As the allies moved in to drive the occupying Japanese force of 30,000 troops from North Borneo, the Kelabit, like other natives of Borneo, were co-opted by Harrisson and his Z Force party into fighting the Japanese. His pre-war experience in Borneo and very basic bahasa was invaluable to organizing the tribes as a combat. Harrisson would lead the Semut I operations (one of four Semut operations in the area), which parachuted into their midst in 1945 to make contact; they were supplied weapons by the Australian military and played an essential role in the liberation of Borneo.
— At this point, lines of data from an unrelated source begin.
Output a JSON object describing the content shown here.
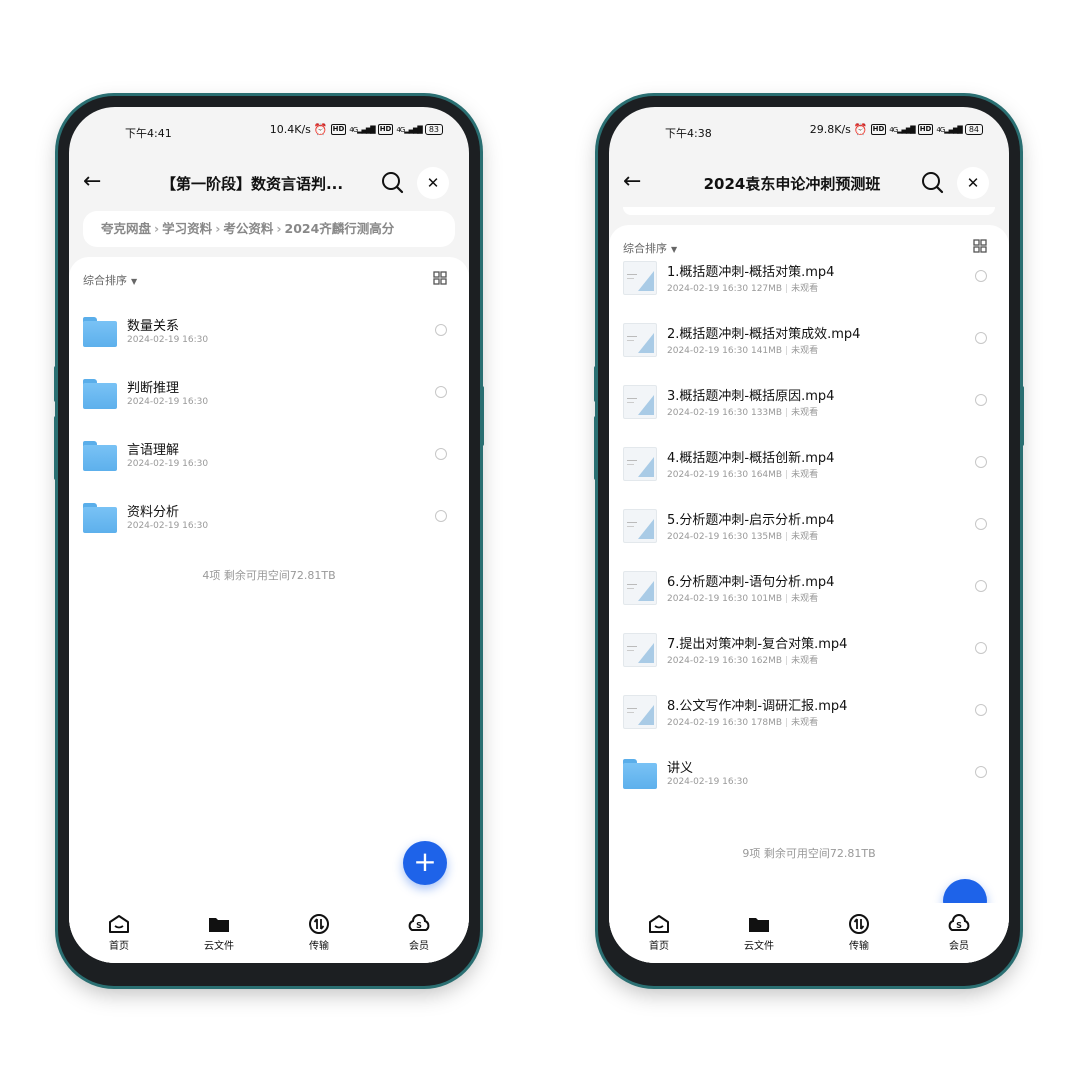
{
  "left_phone": {
    "status": {
      "time": "下午4:41",
      "speed": "10.4K/s",
      "network": "4G",
      "battery": "83"
    },
    "header": {
      "title": "【第一阶段】数资言语判..."
    },
    "breadcrumb": [
      "夸克网盘",
      "学习资料",
      "考公资料",
      "2024齐麟行测高分"
    ],
    "sort_label": "综合排序",
    "items": [
      {
        "name": "数量关系",
        "date": "2024-02-19 16:30"
      },
      {
        "name": "判断推理",
        "date": "2024-02-19 16:30"
      },
      {
        "name": "言语理解",
        "date": "2024-02-19 16:30"
      },
      {
        "name": "资料分析",
        "date": "2024-02-19 16:30"
      }
    ],
    "footer": "4项 剩余可用空间72.81TB",
    "fab": "+"
  },
  "right_phone": {
    "status": {
      "time": "下午4:38",
      "speed": "29.8K/s",
      "network": "4G",
      "battery": "84"
    },
    "header": {
      "title": "2024袁东申论冲刺预测班"
    },
    "sort_label": "综合排序",
    "items": [
      {
        "name": "1.概括题冲刺-概括对策.mp4",
        "date": "2024-02-19 16:30",
        "size": "127MB",
        "watch": "未观看"
      },
      {
        "name": "2.概括题冲刺-概括对策成效.mp4",
        "date": "2024-02-19 16:30",
        "size": "141MB",
        "watch": "未观看"
      },
      {
        "name": "3.概括题冲刺-概括原因.mp4",
        "date": "2024-02-19 16:30",
        "size": "133MB",
        "watch": "未观看"
      },
      {
        "name": "4.概括题冲刺-概括创新.mp4",
        "date": "2024-02-19 16:30",
        "size": "164MB",
        "watch": "未观看"
      },
      {
        "name": "5.分析题冲刺-启示分析.mp4",
        "date": "2024-02-19 16:30",
        "size": "135MB",
        "watch": "未观看"
      },
      {
        "name": "6.分析题冲刺-语句分析.mp4",
        "date": "2024-02-19 16:30",
        "size": "101MB",
        "watch": "未观看"
      },
      {
        "name": "7.提出对策冲刺-复合对策.mp4",
        "date": "2024-02-19 16:30",
        "size": "162MB",
        "watch": "未观看"
      },
      {
        "name": "8.公文写作冲刺-调研汇报.mp4",
        "date": "2024-02-19 16:30",
        "size": "178MB",
        "watch": "未观看"
      },
      {
        "name": "讲义",
        "date": "2024-02-19 16:30"
      }
    ],
    "footer": "9项 剩余可用空间72.81TB"
  },
  "tabbar": [
    {
      "label": "首页",
      "icon": "home-icon"
    },
    {
      "label": "云文件",
      "icon": "folder-icon"
    },
    {
      "label": "传输",
      "icon": "transfer-icon"
    },
    {
      "label": "会员",
      "icon": "vip-icon"
    }
  ],
  "colors": {
    "accent": "#1e63e9",
    "folder": "#6bb8f1"
  }
}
As expected from a leader like Harrisson, report from those who commanded him and served under him both loved and hated him. His wild seat of the pants eccentric style of leadership was often not approved by his cadre, but adored by the natives. But he and the few dozen Australian Z Force men under him did train the natives and they were successful in not only killing or capturing some 2,000 Japanese soldiers, but were also able to provide the Allies with intelligence vital in securing Japanese-held oil fields in Sarawak and Brunei. Initially Harrisson established his base at Bario; then, in late May, shifted to Belawit in the Bawang valley (inside the former Dutch Borneo) in modern day Kalimantan. Upon the completion of an airstrip for light aircraft built entirely with native labour and bamboo, it would serve the unit as an intelligence gathering center, radio station and insertion/extraction point for Z Force operatives and US aircrews shot down in the area.
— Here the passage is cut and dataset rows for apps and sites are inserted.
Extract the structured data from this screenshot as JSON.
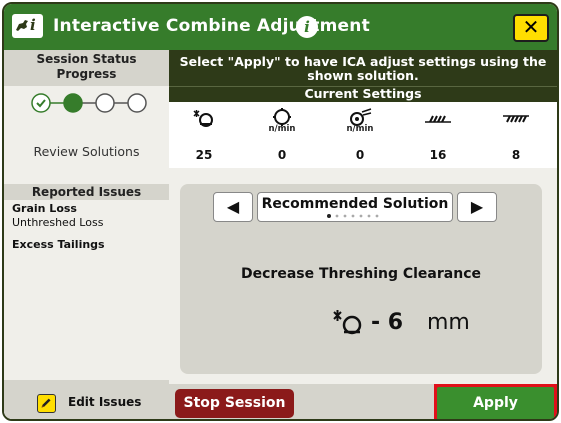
{
  "window": {
    "title": "Interactive Combine Adjustment",
    "app_icon": "john-deere-icon",
    "info_icon": "info-icon",
    "close_label": "✕"
  },
  "left_panel": {
    "session_status_label": "Session Status",
    "progress_label": "Progress",
    "progress": {
      "total_steps": 4,
      "completed_steps": 1,
      "current_step": 2
    },
    "current_step_label": "Review Solutions",
    "reported_issues_label": "Reported Issues",
    "issues": [
      {
        "title": "Grain Loss",
        "detail": "Unthreshed Loss"
      },
      {
        "title": "Excess Tailings",
        "detail": ""
      }
    ],
    "edit_issues_label": "Edit Issues"
  },
  "instruction": "Select \"Apply\" to have ICA adjust settings using the shown solution.",
  "current_settings": {
    "label": "Current Settings",
    "items": [
      {
        "icon": "threshing-clearance-icon",
        "unit": "",
        "value": "25"
      },
      {
        "icon": "rotor-speed-icon",
        "unit": "n/min",
        "value": "0"
      },
      {
        "icon": "fan-speed-icon",
        "unit": "n/min",
        "value": "0"
      },
      {
        "icon": "chaffer-icon",
        "unit": "",
        "value": "16"
      },
      {
        "icon": "sieve-icon",
        "unit": "",
        "value": "8"
      }
    ]
  },
  "solution": {
    "header": "Recommended Solution",
    "page_index": 1,
    "page_count": 7,
    "description": "Decrease Threshing Clearance",
    "icon": "threshing-clearance-icon",
    "value": "- 6",
    "unit": "mm"
  },
  "buttons": {
    "stop_session": "Stop Session",
    "apply": "Apply"
  },
  "colors": {
    "brand_green": "#367c2b",
    "dark_header": "#2e3a18",
    "accent_yellow": "#ffde00",
    "stop_red": "#8b1a1a",
    "apply_green": "#3a8f2e",
    "highlight_red": "#e0101a"
  }
}
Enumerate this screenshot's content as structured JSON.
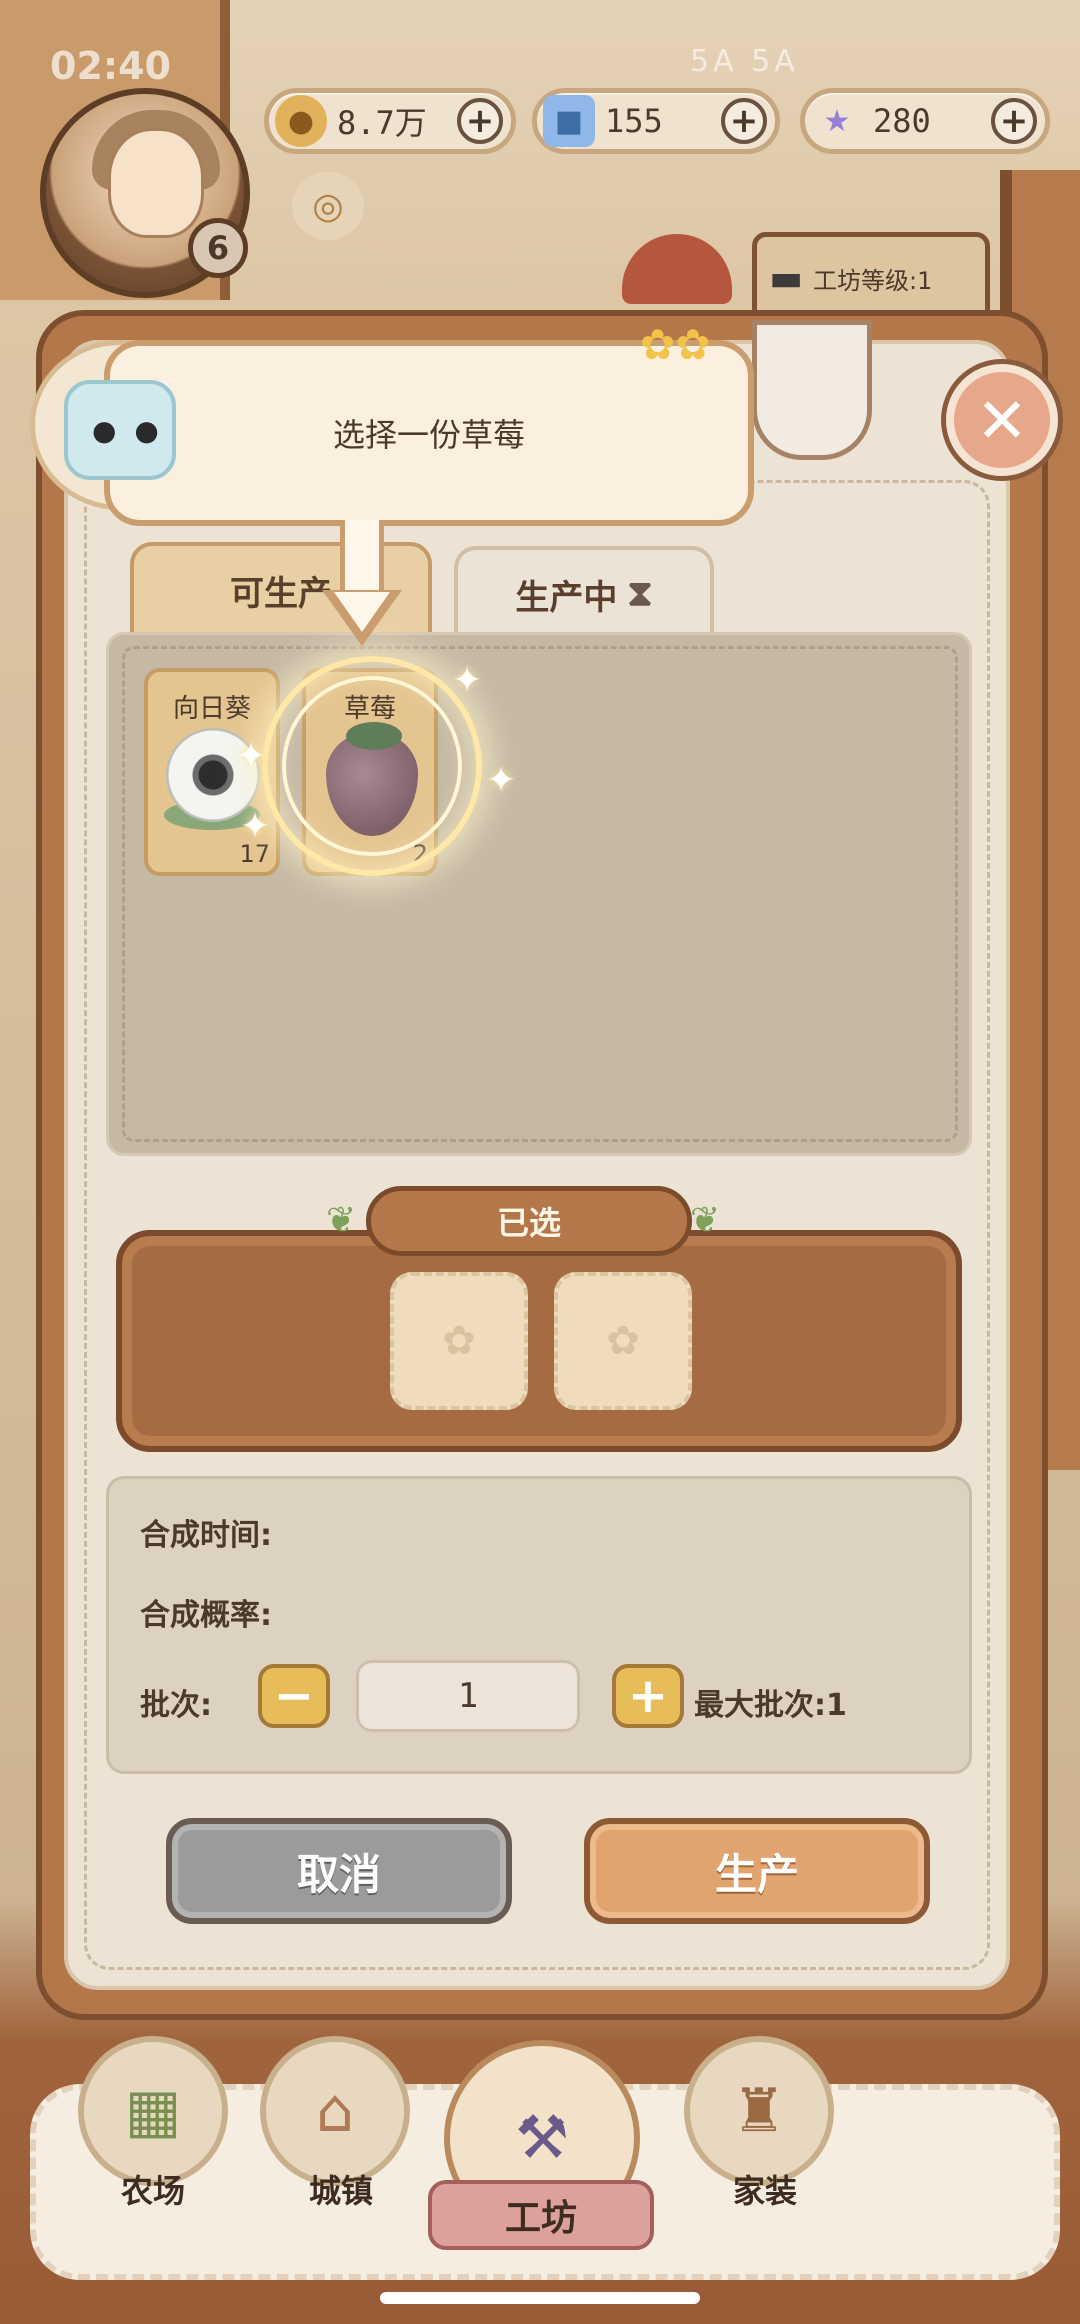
{
  "status_bar": {
    "time": "02:40",
    "signal": "5A 5A"
  },
  "currencies": [
    {
      "name": "coin",
      "value": "8.7万",
      "plus": "+"
    },
    {
      "name": "gem",
      "value": "155",
      "plus": "+"
    },
    {
      "name": "star",
      "value": "280",
      "plus": "+"
    }
  ],
  "player": {
    "level": "6"
  },
  "workshop": {
    "level_label": "工坊等级:1"
  },
  "tutorial": {
    "text": "选择一份草莓"
  },
  "close": "✕",
  "tabs": {
    "available": "可生产",
    "producing": "生产中"
  },
  "items": [
    {
      "name": "向日葵",
      "qty": "17"
    },
    {
      "name": "草莓",
      "qty": "2"
    }
  ],
  "selected": {
    "title": "已选"
  },
  "info": {
    "synthesis_time": "合成时间:",
    "synthesis_rate": "合成概率:",
    "batch_label": "批次:",
    "batch_value": "1",
    "max_batch": "最大批次:1",
    "minus": "−",
    "plus": "+"
  },
  "buttons": {
    "cancel": "取消",
    "produce": "生产"
  },
  "nav": {
    "farm": "农场",
    "town": "城镇",
    "workshop": "工坊",
    "home": "家装"
  }
}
In mid-April, another senior officer by the name of Carter and his team (SEMUT 2) parachuted into Bario, by then securely a Z Force base with full support of the Kelabit people. Shortly after their arrival, members of SEMUT 2 moved to the Baram valley and established themselves at Long Akah, the heartland of the Kenyahs. Carter also received assistance from the Kayans. Moving out from Carter's party in late May, another senior office by the name of Sochon led SEMUT 3 to Belaga in the Upper Rejang where he set up his base of operation. Kayans and Ibans supported and participated in SEMUT 3 operations. The nomadic Punans also extended a helping hand to Sochon and his comrades.
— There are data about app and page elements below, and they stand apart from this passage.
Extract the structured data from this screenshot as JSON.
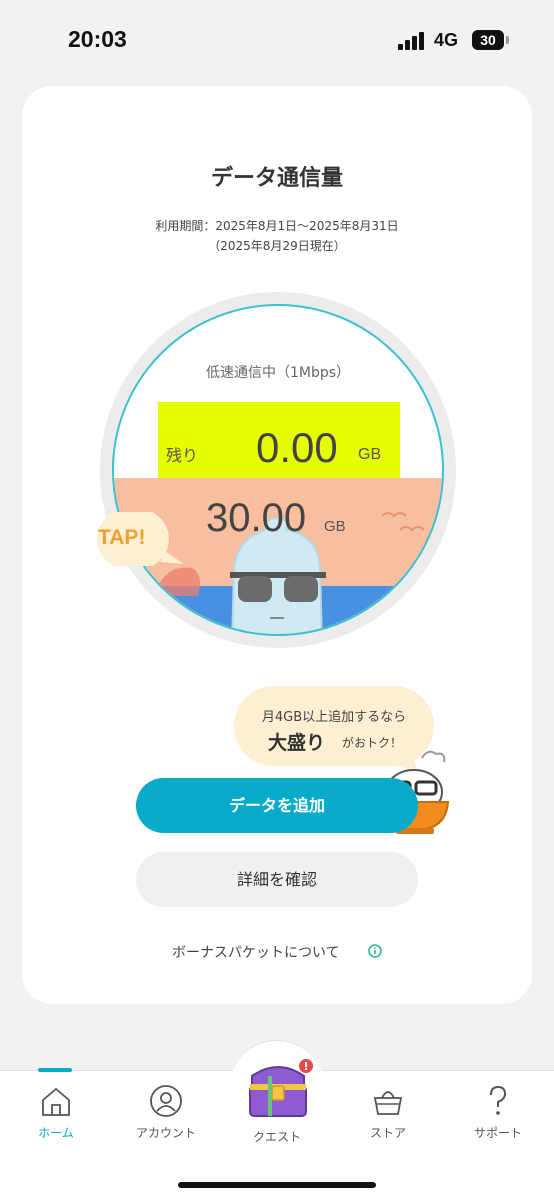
{
  "status_bar": {
    "time": "20:03",
    "network": "4G",
    "battery": "30"
  },
  "card": {
    "title": "データ通信量",
    "period": "利用期間：2025年8月1日〜2025年8月31日",
    "as_of": "（2025年8月29日現在）",
    "speed_status": "低速通信中（1Mbps）",
    "remaining_label": "残り",
    "remaining_value": "0.00",
    "remaining_unit": "GB",
    "total_value": "30.00",
    "total_unit": "GB",
    "tap_label": "TAP!",
    "promo_line1": "月4GB以上追加するなら",
    "promo_big": "大盛り",
    "promo_small": "がおトク！",
    "add_data_button": "データを追加",
    "details_button": "詳細を確認",
    "bonus_link": "ボーナスパケットについて"
  },
  "colors": {
    "accent": "#07aac8",
    "remaining_highlight": "#e6ff00",
    "sand": "#f7bea0",
    "sea": "#4a90e2",
    "tap": "#f0a030"
  },
  "tab_bar": {
    "items": [
      {
        "label": "ホーム",
        "icon": "home-icon",
        "active": true
      },
      {
        "label": "アカウント",
        "icon": "account-icon",
        "active": false
      },
      {
        "label": "クエスト",
        "icon": "treasure-chest-icon",
        "active": false
      },
      {
        "label": "ストア",
        "icon": "basket-icon",
        "active": false
      },
      {
        "label": "サポート",
        "icon": "question-icon",
        "active": false
      }
    ]
  }
}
Not knowing Harrisson's personal politics, his actions make him an eccentric idealist. He embraced indigenous people and did become a protector of, and advocate for them, at odds with traditional anthropologists. Harrisson was a forerunner of the contemporary movement to preserve local cultures and ecosystems... a sold conservationist -- something even special forces units contend with from time to time... However even his legend shortly became overshadowed before the exploits could be shared over a long house camp fire, they were swallowed up by the tide of General MacArthur…and history for the most part, has forgotten this outstanding Force Z operative. But for a few.
|Last Updated on Friday, 23 December 2011 14:05|